“Or don’t vote for me…who cares? Don’t vote at all!”
So says high school student government presidential candidate Tammy Metzler in the cult classic Election.
Here at the U of C, life imitates art. At the annual Student Government (SG) debate in McCormick Lounge last Sunday, Adam Brunk, a member of the Moose Party slate, which channels Tammy each year, said, “Student government is a sham.”
Unfortunately, both he and Tammy have a point. In the past year, our SG’s accomplishments have been something less than spectacular.
The Penny Party, started by Your-SG slate presidential candidate Scott Duncombe was said to be a way to “start a debate about ideas.” But what ideas? Several close observers of student government say the Penny Party added support for divestment from Darfur to their platform “just to get elected.” In fact, Students Taking Action Now: Darfur (STAND) co-chair Mike Pareles sent an e-mail February 15 to third-year College Council (CC) members reminding them of the grassroots support STAND gave the Penny Party in this fall’s CC elections, in case any of the party’s members decided to run on an executive slate. “I’m sure you are aware of the mobilization we put out for the Penny Party earlier in the fall, partially leading to their sweeping success on a divestment platform…” wrote Pareles. “STAND and the Social Justice Coalition will provide the same mobilization for the slate whose members have proven a commitment to divestment in the past.” When CC stalled on approving a resolution on divestment, they were called out for doing so by STAND member and third-year representative Ryan Kaminski in an e-mail to the Council.
When SG “activists” aren’t wasting time trying to curb dissent, they’re squandering energy on settling old scores. According to the SG Elections and Rules Committee e-mails forwarded to my inbox, Graduate Council chair Alex Bratsafolis filed a complaint April 5 accusing graduate liaison candidate and current SG president Ian Mulhauser of early campaigning. Mulhauser says he was merely handing out an information sheet indicating when the election was going to be held and information on the position he was running for when he encountered Phil Caruso, whom Mulhauser defeated for SG president last year. Caruso informed him that this was early campaigning, and a few days later, Bratsafolis, who was on Caruso’s slate last year, made the complaint to the Elections and Rules Committee. There’s no concrete proof that Caruso asked her to make the complaint. However, one member of the Election and Rules Committee who wished to remain anonymous said this impropriety was so obvious that Sharlene Holly, advisor to SG, quickly sent out an e-mail reminding the Election and Rules Committee that complaints are supposed to be anonymous—probably implying that the committee should not consider Bratsafolis’s credibility, or lack thereof.

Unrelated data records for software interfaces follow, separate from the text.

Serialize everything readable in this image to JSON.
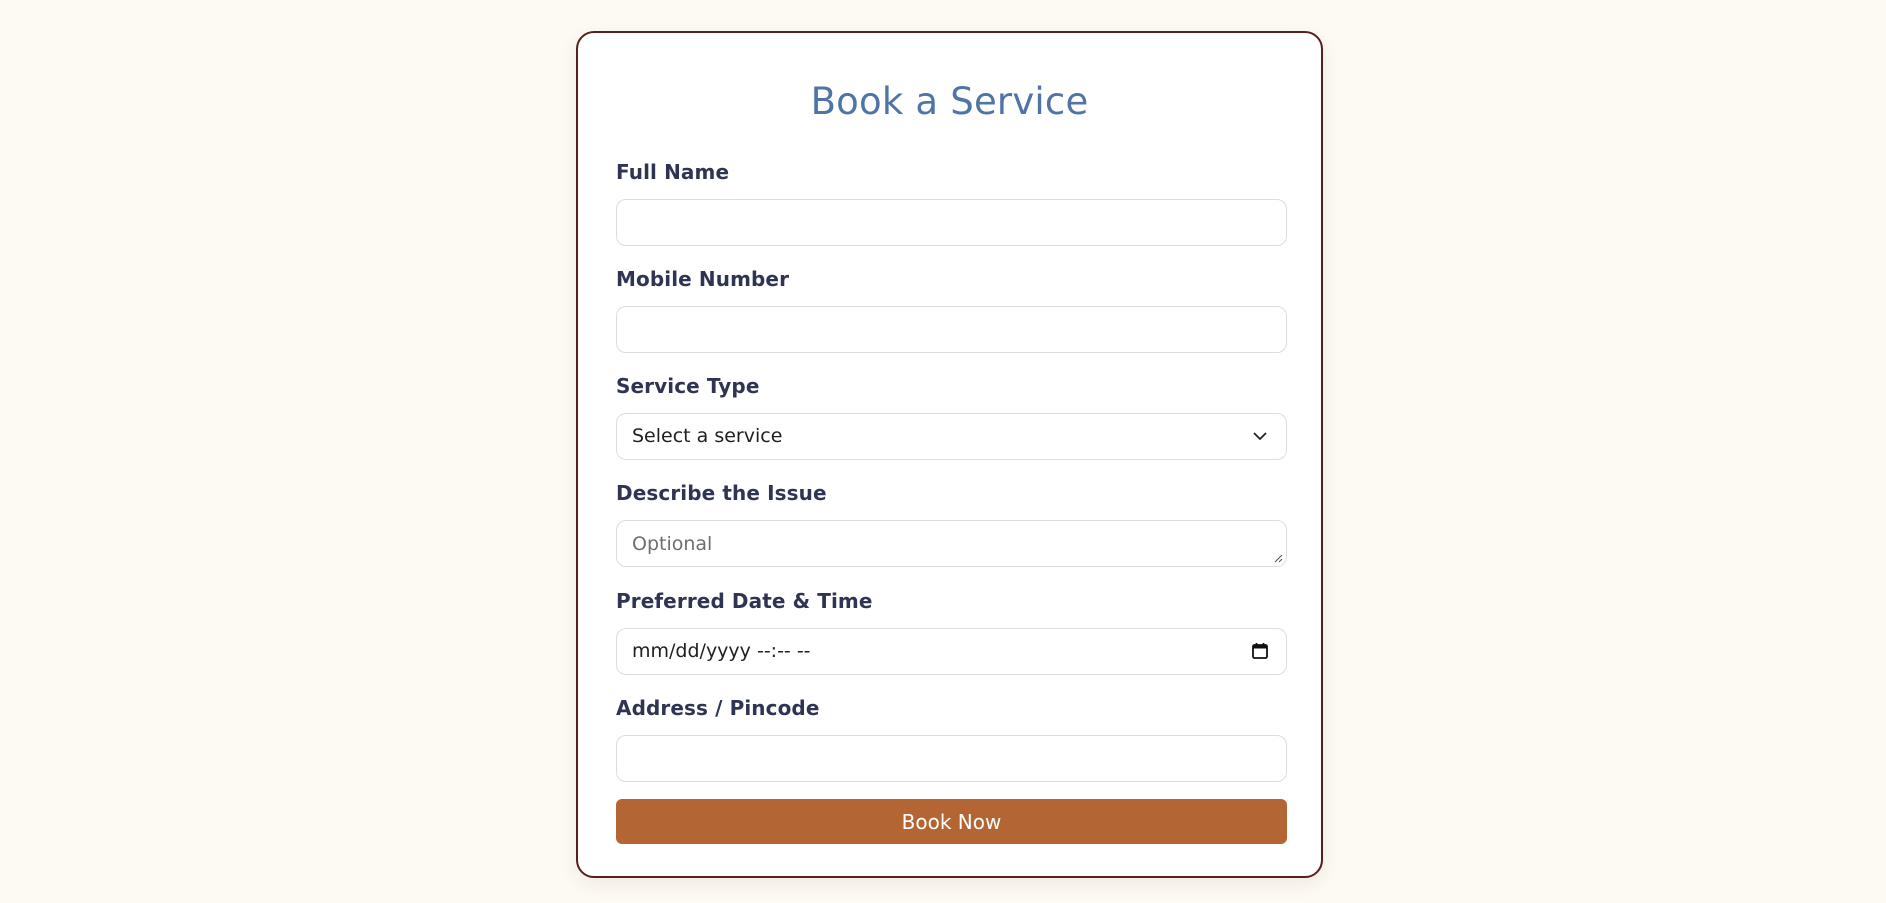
{
  "form": {
    "title": "Book a Service",
    "full_name": {
      "label": "Full Name",
      "value": "",
      "placeholder": ""
    },
    "mobile": {
      "label": "Mobile Number",
      "value": "",
      "placeholder": ""
    },
    "service_type": {
      "label": "Service Type",
      "selected": "Select a service"
    },
    "issue": {
      "label": "Describe the Issue",
      "value": "",
      "placeholder": "Optional"
    },
    "datetime": {
      "label": "Preferred Date & Time",
      "display": "mm/dd/yyyy --:-- --"
    },
    "address": {
      "label": "Address / Pincode",
      "value": "",
      "placeholder": ""
    },
    "submit_label": "Book Now"
  },
  "icons": {
    "service_dropdown": "chevron-down-icon",
    "datetime_picker": "calendar-icon",
    "textarea_resize": "resize-handle-icon"
  },
  "colors": {
    "page_background": "#fdf9f3",
    "card_border": "#5a1e1e",
    "title": "#4f74a6",
    "label": "#2e3452",
    "button": "#b36634",
    "button_text": "#ffffff",
    "input_border": "#dcdde3"
  }
}
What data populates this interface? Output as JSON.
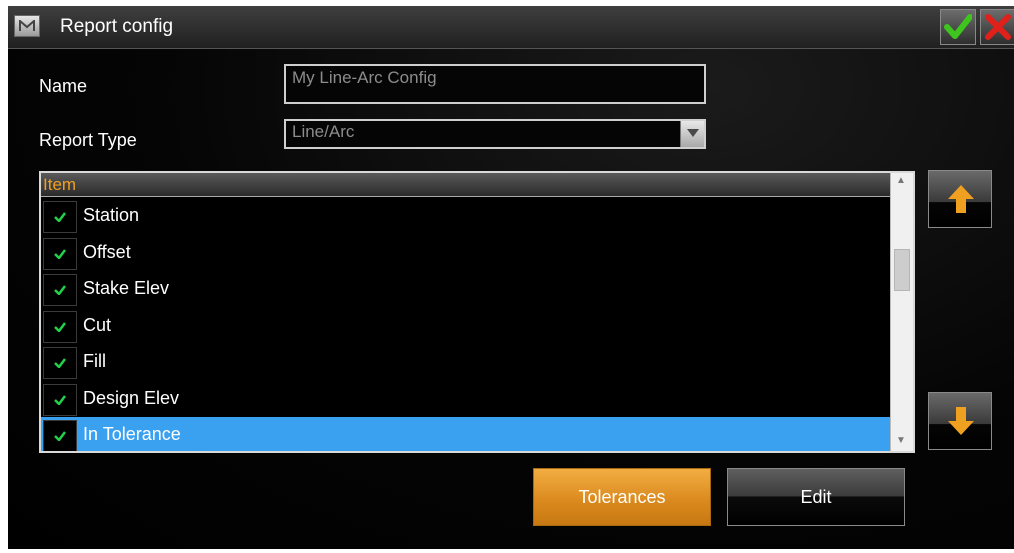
{
  "window": {
    "title": "Report config",
    "accent_color": "#3aa0f0",
    "button_color": "#e39424"
  },
  "form": {
    "name_label": "Name",
    "name_value": "My Line-Arc Config",
    "report_type_label": "Report Type",
    "report_type_value": "Line/Arc"
  },
  "list": {
    "header": "Item",
    "items": [
      {
        "label": "Station",
        "checked": true
      },
      {
        "label": "Offset",
        "checked": true
      },
      {
        "label": "Stake Elev",
        "checked": true
      },
      {
        "label": "Cut",
        "checked": true
      },
      {
        "label": "Fill",
        "checked": true
      },
      {
        "label": "Design Elev",
        "checked": true
      },
      {
        "label": "In Tolerance",
        "checked": true,
        "selected": true
      }
    ]
  },
  "buttons": {
    "tolerances_label": "Tolerances",
    "edit_label": "Edit"
  },
  "icons": {
    "app": "app-icon",
    "accept": "checkmark-icon",
    "cancel": "close-icon",
    "move_up": "arrow-up-icon",
    "move_down": "arrow-down-icon",
    "dropdown": "chevron-down-icon"
  }
}
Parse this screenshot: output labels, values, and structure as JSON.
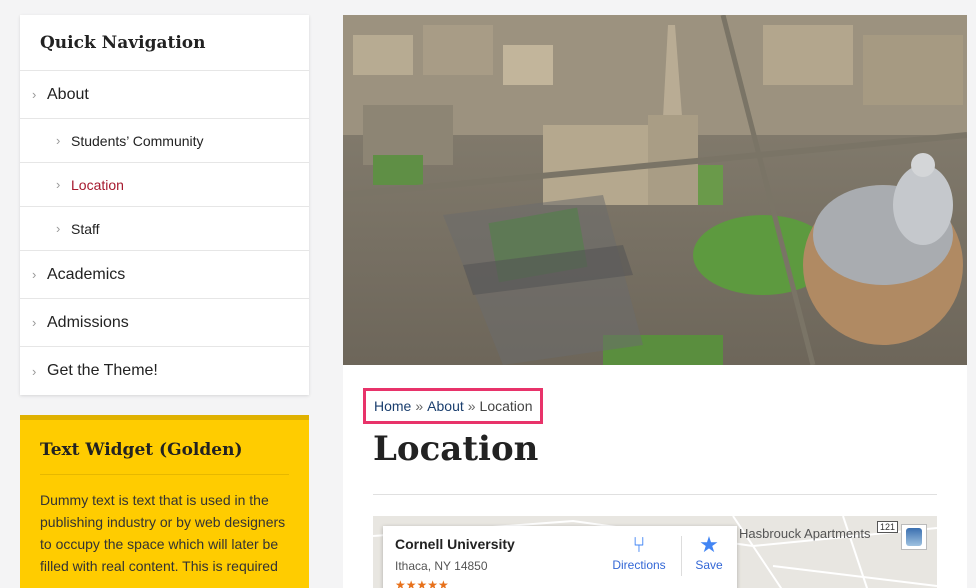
{
  "sidebar": {
    "nav_title": "Quick Navigation",
    "items": [
      {
        "label": "About",
        "level": 1
      },
      {
        "label": "Students’ Community",
        "level": 2
      },
      {
        "label": "Location",
        "level": 2,
        "active": true
      },
      {
        "label": "Staff",
        "level": 2
      },
      {
        "label": "Academics",
        "level": 1
      },
      {
        "label": "Admissions",
        "level": 1
      },
      {
        "label": "Get the Theme!",
        "level": 1
      }
    ],
    "widget": {
      "title": "Text Widget (Golden)",
      "text": "Dummy text is text that is used in the publishing industry or by web designers to occupy the space which will later be filled with real content. This is required"
    }
  },
  "breadcrumb": {
    "home": "Home",
    "sep1": "»",
    "about": "About",
    "sep2": "»",
    "current": "Location"
  },
  "page": {
    "title": "Location"
  },
  "map": {
    "place_name": "Cornell University",
    "address": "Ithaca, NY 14850",
    "directions_label": "Directions",
    "save_label": "Save",
    "nearby_label": "Hasbrouck Apartments",
    "road_number": "121"
  },
  "colors": {
    "accent": "#a6192e",
    "widget_bg": "#ffcc00",
    "highlight": "#e8336a",
    "link": "#1a3e6e"
  }
}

If you remember from last year, Mulhauser made a similar complaint of early campaigning against Caruso last year, which was dismissed by former SG president Robert Hubbard, who ran with Caruso two years ago. Sound like revenge? You make the call. Mulhauser sent a blistering e-mail April 10 to the Elections and Rules Committee in which he wrote, “I am ashamed that [Caruso] didn’t have the nerve to bring this up. He knew very well about this because he was the one who received the complaint that was dismissed. He should know better. He also was allowed the decency of a hearing, and obviously a very solid defense. I would like this matter reviewed and dismissed.” How any of this benefits students is hard to see.
They say that the personal is political. Here at the U of C, it’s sometimes impossible to tell the difference.
For instance, if any two CC members can be said to be of like mind about the weakness of student government, it’s Kaminski and third-year representative Kyle Lee. You may recall that Kaminski accused Lee of being insensitive to his sexual orientation earlier this year. The charge provoked a nasty confrontation. Yet in an op-ed in the Maroon (“College Council Needs Reform,” 2/13/07), Kaminski wrote that “[CC] meetings have quite embarrassingly included literally hours of bickering over hyper-technical parliamentary procedure, near-constant party-line voting, and even discussions by some members on how to ‘spin’ campus reforms as products of Student Government and College Council.” Lee told me after the debate that this year, “Student Government didn’t do anything. At all. We’re lucky if we get half of the actual representatives to show up to meetings. Some send proxies, and some just don’t show at all. People just don’t care about Student Government, even the people on Student Government.”
No wonder no one cares. There’s in-fighting and bickering, and that’s on a good day. People seem to just plain hate each other. On Wednesday current president Ian Mulhauser called the complaint against him “petty.” That may be a good word to describe SG, but I have a better one. During the debate, Moose Party slate candidate Oliver Mosier said, “Sex isn’t profane. Sex is beautiful and should be protected. Do you know what’s profane? Student Government.”
Profane. Unfortunately for students, that sounds about right.